Next up we've got a very valuable lesson to bring up:
DON'T LISTEN TO THE LAX BRO STEREOTYPE!
You will see an entire floor of girls dress up as "lax bros" for the first night of Halloween weekend. You will hear a bunch of "lax bro" jokes every spring. Ignore that. You, by absolutely no means, need to be a "bro" to be a lacrosse fan. Nor does the stereotype even fit half the players that play at the Division I level. So take your preconceived notions and throw them out the door when you step through the ivy gates at your college
TAKE ADVANTAGE OF GOING TO GAMES SOMEWHERE ELSE!

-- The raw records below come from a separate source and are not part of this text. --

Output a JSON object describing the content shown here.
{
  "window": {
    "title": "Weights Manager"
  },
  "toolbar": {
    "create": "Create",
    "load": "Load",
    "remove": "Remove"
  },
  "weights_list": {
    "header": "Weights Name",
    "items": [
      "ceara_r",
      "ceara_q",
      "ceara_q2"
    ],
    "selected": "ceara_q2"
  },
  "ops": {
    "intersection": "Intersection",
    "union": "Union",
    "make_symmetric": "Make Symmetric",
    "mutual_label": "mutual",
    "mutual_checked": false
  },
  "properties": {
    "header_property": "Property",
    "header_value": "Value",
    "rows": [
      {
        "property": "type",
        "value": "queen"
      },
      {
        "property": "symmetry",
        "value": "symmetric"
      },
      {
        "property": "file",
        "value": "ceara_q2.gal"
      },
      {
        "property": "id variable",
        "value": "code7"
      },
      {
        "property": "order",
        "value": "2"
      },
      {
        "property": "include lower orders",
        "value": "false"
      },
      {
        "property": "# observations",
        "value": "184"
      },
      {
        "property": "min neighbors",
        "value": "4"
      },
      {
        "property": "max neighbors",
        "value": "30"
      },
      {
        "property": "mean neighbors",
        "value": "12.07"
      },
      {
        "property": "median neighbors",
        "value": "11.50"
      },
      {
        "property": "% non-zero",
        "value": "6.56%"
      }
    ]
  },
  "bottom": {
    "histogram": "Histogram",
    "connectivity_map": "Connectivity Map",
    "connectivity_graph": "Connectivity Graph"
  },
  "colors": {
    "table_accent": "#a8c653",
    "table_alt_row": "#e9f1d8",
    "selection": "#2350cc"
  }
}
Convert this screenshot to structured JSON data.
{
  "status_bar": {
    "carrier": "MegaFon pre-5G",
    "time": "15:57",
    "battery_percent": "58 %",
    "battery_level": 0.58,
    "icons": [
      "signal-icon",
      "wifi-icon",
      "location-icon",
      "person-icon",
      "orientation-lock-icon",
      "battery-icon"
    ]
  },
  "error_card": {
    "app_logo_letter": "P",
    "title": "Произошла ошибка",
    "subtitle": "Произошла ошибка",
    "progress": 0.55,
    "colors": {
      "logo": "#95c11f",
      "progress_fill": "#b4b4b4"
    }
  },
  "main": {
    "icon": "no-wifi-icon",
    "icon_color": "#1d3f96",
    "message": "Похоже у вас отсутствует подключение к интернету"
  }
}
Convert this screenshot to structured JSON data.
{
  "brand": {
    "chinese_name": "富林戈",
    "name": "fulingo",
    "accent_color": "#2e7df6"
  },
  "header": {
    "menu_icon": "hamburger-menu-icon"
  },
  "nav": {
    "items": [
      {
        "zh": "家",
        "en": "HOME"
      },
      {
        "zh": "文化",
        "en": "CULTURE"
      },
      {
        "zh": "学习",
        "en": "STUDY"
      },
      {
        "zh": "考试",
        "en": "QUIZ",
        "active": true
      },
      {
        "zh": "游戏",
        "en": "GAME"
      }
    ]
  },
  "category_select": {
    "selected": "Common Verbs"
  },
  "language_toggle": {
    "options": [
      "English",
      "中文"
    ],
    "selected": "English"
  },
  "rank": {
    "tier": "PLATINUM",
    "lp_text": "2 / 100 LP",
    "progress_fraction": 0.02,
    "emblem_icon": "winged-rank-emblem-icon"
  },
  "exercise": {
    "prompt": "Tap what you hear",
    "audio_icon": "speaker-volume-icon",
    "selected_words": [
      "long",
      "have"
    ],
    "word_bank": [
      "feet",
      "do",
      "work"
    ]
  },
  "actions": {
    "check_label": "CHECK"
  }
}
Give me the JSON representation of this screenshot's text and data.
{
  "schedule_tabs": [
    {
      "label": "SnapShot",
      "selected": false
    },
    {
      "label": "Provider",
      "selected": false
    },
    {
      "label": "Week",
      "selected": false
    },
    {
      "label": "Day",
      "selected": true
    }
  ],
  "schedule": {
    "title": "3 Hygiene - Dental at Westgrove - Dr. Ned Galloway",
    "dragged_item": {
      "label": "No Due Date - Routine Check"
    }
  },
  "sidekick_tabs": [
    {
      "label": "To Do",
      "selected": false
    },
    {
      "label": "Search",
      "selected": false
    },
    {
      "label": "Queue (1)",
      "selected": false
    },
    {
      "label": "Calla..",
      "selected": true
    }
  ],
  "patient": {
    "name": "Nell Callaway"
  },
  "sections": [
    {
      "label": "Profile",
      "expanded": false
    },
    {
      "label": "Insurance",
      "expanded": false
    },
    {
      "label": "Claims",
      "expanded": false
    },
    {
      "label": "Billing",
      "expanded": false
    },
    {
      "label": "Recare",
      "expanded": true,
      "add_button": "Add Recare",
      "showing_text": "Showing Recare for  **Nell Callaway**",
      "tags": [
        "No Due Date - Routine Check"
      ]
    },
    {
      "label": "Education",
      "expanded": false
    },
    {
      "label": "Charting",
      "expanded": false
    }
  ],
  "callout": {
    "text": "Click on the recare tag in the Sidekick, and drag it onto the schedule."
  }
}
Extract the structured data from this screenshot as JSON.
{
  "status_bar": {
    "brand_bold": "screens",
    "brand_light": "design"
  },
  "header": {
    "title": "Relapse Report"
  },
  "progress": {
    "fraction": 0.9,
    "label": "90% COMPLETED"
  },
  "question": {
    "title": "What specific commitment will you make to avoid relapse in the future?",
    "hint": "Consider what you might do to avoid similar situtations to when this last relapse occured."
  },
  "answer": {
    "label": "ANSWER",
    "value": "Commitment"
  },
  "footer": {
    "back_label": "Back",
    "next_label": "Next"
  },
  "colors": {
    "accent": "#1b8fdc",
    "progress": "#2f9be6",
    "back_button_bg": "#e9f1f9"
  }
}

Is your school offering a bus to an away game? Are some of your friends down to go on a little Saturday drive to catch a game? Do it up! Going into enemy territory or a new place is all sorts of fun for a lacrosse game. As a Syracuse grad, some of my favorite memories were those Tuesday evening road trips down to Cornell to catch a rivalry game. Obviously, remember the golden rule of being respectful of your surroundings and don't cause any trouble. If it's a rivalry you can poke some fun, and by all means go out and cheer on your team. Just don't go there just for the sake of starting problems. You don't want to be banned from another campus for the rest of your life, do you?
This is also an opportunity to visit places you've never seen before. I ended up going to many campuses for the first time thanks to the sport of lacrosse, especially this past season as I've written in my diaries about my experiences. Broaden your horizons a bit and see how other schools do things, all thanks to the magic of lacrosse! Or something like that.
Now, going a bit off of what I said earlier about your friends:
TRY TO MAKE IT OUT TO GAMES THAT PEOPLE YOU KNOW ARE PLAYING IN!
This is quite easy if you're in a lacrosse hotbed, because you probably have at least six friends who play college lacrosse. In addition to rooting for your own school, adopt your friends' teams as your second favorites, and if they're in a division you aren't in, then make them your favorites. Keep tabs to see how they're doing, and if you're able to, go to their games when they're playing near your campus. In fact, probably my three favorite games this past season all involved my friends playing in them (it helped greatly that one was a double overtime upset [at my school's expense], another was an overtime win, and a third was probably the game that restored my faith in women's lacrosse). Obviously if the weather's bad or you're not able to find transportation, don't worry about it. But it can end up being one of the greatest times of your college life seeing your old hometown pals playing in your neck of the woods.
So, there you have it; a little guide for all you fresh faces, helping you become lacrosse fans this spring. Even if you don't end up liking the game (or otherwise ignoring the rest of my advice), at least you will have given it a shot. All in all, buckle your seatbelts, because the best four years of your life (so far) are about to occur. Let it all sink in, don't let it go too fast, and once you get past that initial period of homesickness/hate of commuting, you'll be having a grand ol’ time.